These pro-apoptotic conditions observed in the circulating lymphocytes would theoretically lead to a reduced half life of these leukocytes. Fortunately nature has built in a protective mechanism. The genes known to induce apoptosis, namely P21WAF1/CIP1 and 14–3-3 sigma, were observed to be down-regulated as a result of hypermethylation of DNA .
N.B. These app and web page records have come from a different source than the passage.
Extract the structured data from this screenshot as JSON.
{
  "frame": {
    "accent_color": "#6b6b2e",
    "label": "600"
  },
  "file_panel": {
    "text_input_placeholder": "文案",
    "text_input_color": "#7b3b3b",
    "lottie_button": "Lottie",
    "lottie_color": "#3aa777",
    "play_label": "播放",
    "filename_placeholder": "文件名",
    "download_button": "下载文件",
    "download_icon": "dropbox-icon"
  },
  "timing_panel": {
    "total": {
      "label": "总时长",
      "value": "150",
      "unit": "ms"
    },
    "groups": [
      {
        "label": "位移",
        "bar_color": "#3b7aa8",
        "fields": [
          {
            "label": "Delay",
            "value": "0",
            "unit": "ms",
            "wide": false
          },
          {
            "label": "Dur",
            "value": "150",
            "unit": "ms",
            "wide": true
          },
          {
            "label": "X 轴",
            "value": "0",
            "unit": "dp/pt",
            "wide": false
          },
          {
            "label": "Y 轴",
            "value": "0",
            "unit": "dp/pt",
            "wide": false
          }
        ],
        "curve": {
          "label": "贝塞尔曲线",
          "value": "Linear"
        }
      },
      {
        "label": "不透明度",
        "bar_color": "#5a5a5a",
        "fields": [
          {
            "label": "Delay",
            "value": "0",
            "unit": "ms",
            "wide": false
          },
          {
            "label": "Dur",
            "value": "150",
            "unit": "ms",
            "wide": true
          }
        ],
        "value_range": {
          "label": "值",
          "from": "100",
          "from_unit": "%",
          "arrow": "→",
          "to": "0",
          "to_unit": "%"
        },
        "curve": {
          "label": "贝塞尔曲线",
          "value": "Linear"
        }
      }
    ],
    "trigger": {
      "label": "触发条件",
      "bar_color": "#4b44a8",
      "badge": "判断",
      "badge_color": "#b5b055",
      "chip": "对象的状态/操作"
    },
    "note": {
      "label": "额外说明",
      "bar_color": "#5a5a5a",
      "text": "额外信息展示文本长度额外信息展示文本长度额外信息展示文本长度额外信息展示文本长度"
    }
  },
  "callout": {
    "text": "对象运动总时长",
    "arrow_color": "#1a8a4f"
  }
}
The exact mechanisms that lead to damage of the trabecular meshwork and thereby to an increase in IOP, in POAG are still unknown. The pathogenesis leading to GON is also only partially known. Obviously there are a number of factors and mechanisms involved. These factors are most likely interrelated, as in a “complex network.” So it not the question as to whether a glaucomatous damage is more likely due to one or the other factor (e.g., pressure versus vascular factors) but rather a question as to how these and other factors play together in an individual patient. One of these factors is ocular blood flow. The other, is oxidative stress. Unfortunately, we have still only a vague idea as to how oxidative stress is brought about in glaucoma and how it damages the tissue. The elucidation of these factors will lead to the development of new treatment strategies [72-76].